## [What to work on]
Search the records for "title". Report every line where it occurs.

□ □ □ □

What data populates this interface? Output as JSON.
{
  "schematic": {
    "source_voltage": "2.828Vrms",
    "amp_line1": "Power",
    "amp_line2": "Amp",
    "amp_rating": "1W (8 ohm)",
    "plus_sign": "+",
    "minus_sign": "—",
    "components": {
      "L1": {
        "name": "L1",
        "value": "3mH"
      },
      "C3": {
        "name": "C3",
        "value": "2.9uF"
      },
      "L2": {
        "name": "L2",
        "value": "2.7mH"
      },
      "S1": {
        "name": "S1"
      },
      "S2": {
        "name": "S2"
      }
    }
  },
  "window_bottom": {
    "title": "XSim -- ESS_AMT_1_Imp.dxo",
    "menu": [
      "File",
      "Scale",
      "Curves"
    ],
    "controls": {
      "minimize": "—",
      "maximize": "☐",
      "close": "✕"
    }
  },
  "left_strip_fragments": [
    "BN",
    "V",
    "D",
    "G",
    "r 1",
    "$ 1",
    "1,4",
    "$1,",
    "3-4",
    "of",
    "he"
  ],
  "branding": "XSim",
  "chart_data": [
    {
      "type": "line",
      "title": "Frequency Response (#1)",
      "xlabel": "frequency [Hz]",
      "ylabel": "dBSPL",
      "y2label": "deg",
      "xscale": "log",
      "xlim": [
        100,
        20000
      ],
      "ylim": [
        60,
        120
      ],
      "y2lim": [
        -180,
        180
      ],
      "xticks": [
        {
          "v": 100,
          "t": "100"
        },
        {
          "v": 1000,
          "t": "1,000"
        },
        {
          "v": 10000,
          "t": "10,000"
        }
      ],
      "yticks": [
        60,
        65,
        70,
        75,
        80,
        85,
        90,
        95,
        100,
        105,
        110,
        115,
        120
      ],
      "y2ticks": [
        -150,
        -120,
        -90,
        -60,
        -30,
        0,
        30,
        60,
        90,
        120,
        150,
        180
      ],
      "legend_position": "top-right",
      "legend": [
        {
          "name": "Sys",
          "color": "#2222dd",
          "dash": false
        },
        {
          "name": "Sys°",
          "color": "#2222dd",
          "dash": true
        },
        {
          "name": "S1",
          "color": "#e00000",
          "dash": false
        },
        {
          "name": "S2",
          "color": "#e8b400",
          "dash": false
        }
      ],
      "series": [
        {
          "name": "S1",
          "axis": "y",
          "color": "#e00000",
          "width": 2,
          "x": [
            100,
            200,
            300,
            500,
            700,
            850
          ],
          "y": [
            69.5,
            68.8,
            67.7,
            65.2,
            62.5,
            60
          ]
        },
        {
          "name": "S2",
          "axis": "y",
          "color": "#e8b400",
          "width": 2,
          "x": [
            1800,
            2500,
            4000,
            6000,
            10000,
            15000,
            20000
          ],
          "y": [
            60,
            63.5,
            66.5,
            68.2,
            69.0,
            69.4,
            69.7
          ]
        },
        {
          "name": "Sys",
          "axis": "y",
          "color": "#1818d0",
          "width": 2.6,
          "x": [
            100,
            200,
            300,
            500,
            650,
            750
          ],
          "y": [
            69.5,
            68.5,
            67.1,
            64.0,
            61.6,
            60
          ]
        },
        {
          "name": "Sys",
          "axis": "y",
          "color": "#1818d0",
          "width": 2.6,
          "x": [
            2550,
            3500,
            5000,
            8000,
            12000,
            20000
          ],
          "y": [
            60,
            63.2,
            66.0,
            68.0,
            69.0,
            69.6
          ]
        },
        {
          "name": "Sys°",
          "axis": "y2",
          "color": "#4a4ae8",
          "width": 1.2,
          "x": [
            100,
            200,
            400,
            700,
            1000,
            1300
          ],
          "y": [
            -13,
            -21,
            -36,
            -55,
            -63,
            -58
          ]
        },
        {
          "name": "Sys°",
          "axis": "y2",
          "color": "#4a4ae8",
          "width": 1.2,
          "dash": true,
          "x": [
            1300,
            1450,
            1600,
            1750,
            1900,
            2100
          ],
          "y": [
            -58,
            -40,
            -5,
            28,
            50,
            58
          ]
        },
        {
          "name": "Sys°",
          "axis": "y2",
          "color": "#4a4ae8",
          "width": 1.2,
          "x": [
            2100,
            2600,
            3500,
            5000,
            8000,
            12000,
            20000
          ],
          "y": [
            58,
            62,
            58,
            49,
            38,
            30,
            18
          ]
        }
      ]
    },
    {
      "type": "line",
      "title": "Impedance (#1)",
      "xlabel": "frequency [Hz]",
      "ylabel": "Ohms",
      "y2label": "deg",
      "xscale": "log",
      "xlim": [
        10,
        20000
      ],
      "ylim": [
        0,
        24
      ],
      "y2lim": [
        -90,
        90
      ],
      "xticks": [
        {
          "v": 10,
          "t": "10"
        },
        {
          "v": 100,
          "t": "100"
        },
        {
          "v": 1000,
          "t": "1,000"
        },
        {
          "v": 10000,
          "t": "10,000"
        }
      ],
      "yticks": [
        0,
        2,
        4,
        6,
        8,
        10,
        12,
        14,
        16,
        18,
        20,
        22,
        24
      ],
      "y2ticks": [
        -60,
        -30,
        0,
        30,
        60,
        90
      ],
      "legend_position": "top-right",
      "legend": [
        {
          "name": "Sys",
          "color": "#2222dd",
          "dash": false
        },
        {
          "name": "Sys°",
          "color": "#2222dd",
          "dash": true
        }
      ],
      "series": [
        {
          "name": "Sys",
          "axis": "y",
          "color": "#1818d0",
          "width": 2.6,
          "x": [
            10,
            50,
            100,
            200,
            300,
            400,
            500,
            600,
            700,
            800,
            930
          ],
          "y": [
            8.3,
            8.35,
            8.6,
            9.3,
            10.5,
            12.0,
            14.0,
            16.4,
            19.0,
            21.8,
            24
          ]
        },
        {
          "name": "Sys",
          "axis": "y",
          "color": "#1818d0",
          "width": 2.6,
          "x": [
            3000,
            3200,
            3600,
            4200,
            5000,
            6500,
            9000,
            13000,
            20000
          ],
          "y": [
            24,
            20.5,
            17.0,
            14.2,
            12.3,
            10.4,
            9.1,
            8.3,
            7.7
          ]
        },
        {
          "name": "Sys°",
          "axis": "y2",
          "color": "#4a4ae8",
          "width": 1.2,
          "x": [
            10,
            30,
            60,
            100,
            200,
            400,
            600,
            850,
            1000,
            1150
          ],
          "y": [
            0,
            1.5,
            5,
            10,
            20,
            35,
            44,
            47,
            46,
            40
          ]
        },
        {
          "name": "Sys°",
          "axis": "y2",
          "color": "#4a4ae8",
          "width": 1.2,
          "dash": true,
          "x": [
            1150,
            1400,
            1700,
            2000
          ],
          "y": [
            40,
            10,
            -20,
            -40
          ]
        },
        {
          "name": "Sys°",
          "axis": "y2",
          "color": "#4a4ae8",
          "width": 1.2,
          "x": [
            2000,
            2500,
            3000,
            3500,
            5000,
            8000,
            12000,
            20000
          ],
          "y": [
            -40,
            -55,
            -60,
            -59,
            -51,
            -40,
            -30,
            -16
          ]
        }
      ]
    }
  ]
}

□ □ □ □

## [Output]
    "title": "XSim -- ESS_AMT_1_Imp.dxo",
      "title": "Frequency Response (#1)",
      "title": "Impedance (#1)",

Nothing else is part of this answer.